### [Directions]
Give the entries back exactly as they stand, but without pictures.

### [Dataset excerpts]
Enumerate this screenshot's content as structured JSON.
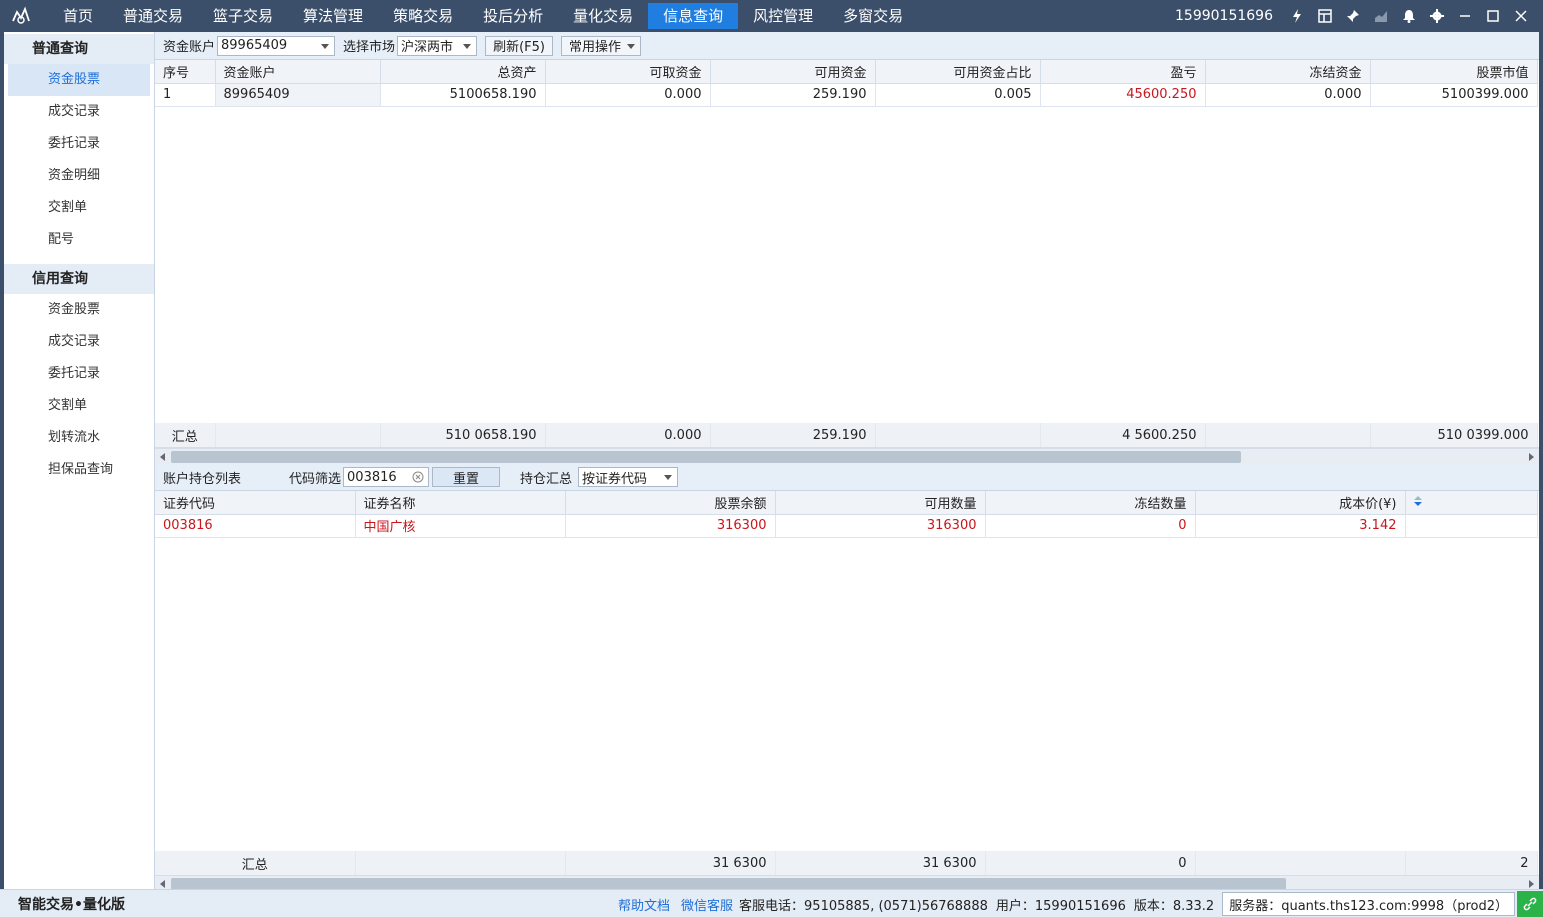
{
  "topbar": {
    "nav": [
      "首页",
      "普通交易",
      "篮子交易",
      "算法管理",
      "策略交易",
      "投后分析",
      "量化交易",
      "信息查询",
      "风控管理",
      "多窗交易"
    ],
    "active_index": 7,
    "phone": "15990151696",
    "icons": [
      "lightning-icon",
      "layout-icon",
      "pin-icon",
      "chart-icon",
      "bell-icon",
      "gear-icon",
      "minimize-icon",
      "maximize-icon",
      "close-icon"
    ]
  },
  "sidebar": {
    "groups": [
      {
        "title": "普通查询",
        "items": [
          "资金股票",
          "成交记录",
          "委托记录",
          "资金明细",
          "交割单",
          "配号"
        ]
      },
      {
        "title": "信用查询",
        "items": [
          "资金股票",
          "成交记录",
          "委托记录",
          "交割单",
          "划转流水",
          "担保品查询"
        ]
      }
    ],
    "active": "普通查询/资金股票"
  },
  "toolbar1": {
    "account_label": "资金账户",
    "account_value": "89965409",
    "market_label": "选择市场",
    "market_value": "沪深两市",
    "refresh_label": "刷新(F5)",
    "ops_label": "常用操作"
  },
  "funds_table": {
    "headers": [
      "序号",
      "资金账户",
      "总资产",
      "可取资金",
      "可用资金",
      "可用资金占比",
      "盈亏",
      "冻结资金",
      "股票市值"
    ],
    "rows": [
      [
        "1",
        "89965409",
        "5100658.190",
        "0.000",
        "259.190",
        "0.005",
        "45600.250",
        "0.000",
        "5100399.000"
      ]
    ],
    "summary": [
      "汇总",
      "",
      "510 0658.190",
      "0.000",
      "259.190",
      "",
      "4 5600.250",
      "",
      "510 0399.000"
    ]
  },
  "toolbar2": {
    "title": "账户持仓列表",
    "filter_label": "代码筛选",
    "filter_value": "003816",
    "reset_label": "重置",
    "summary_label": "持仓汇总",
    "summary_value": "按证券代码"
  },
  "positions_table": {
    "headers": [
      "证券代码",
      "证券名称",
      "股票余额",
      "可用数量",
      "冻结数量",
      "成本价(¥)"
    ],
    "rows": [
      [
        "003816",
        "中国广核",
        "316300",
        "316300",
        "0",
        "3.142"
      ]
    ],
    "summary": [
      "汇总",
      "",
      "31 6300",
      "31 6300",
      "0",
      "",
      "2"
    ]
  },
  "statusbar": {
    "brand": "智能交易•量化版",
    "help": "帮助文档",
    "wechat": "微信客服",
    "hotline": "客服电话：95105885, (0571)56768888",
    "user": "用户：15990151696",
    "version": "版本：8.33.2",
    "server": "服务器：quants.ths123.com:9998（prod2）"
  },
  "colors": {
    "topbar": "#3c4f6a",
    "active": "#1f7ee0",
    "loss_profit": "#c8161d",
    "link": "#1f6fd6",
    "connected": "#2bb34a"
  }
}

### [Exercise response]
Enumerate this screenshot's content as structured JSON.
{
  "topbar": {
    "nav": [
      "首页",
      "普通交易",
      "篮子交易",
      "算法管理",
      "策略交易",
      "投后分析",
      "量化交易",
      "信息查询",
      "风控管理",
      "多窗交易"
    ],
    "active_index": 7,
    "phone": "15990151696",
    "icons": [
      "lightning-icon",
      "layout-icon",
      "pin-icon",
      "chart-icon",
      "bell-icon",
      "gear-icon",
      "minimize-icon",
      "maximize-icon",
      "close-icon"
    ]
  },
  "sidebar": {
    "groups": [
      {
        "title": "普通查询",
        "items": [
          "资金股票",
          "成交记录",
          "委托记录",
          "资金明细",
          "交割单",
          "配号"
        ]
      },
      {
        "title": "信用查询",
        "items": [
          "资金股票",
          "成交记录",
          "委托记录",
          "交割单",
          "划转流水",
          "担保品查询"
        ]
      }
    ],
    "active": "普通查询/资金股票"
  },
  "toolbar1": {
    "account_label": "资金账户",
    "account_value": "89965409",
    "market_label": "选择市场",
    "market_value": "沪深两市",
    "refresh_label": "刷新(F5)",
    "ops_label": "常用操作"
  },
  "funds_table": {
    "headers": [
      "序号",
      "资金账户",
      "总资产",
      "可取资金",
      "可用资金",
      "可用资金占比",
      "盈亏",
      "冻结资金",
      "股票市值"
    ],
    "rows": [
      [
        "1",
        "89965409",
        "5100658.190",
        "0.000",
        "259.190",
        "0.005",
        "45600.250",
        "0.000",
        "5100399.000"
      ]
    ],
    "summary": [
      "汇总",
      "",
      "510 0658.190",
      "0.000",
      "259.190",
      "",
      "4 5600.250",
      "",
      "510 0399.000"
    ]
  },
  "toolbar2": {
    "title": "账户持仓列表",
    "filter_label": "代码筛选",
    "filter_value": "003816",
    "reset_label": "重置",
    "summary_label": "持仓汇总",
    "summary_value": "按证券代码"
  },
  "positions_table": {
    "headers": [
      "证券代码",
      "证券名称",
      "股票余额",
      "可用数量",
      "冻结数量",
      "成本价(¥)"
    ],
    "rows": [
      [
        "003816",
        "中国广核",
        "316300",
        "316300",
        "0",
        "3.142"
      ]
    ],
    "summary": [
      "汇总",
      "",
      "31 6300",
      "31 6300",
      "0",
      "",
      "2"
    ]
  },
  "statusbar": {
    "brand": "智能交易•量化版",
    "help": "帮助文档",
    "wechat": "微信客服",
    "hotline": "客服电话：95105885, (0571)56768888",
    "user": "用户：15990151696",
    "version": "版本：8.33.2",
    "server": "服务器：quants.ths123.com:9998（prod2）"
  },
  "colors": {
    "topbar": "#3c4f6a",
    "active": "#1f7ee0",
    "loss_profit": "#c8161d",
    "link": "#1f6fd6",
    "connected": "#2bb34a"
  }
}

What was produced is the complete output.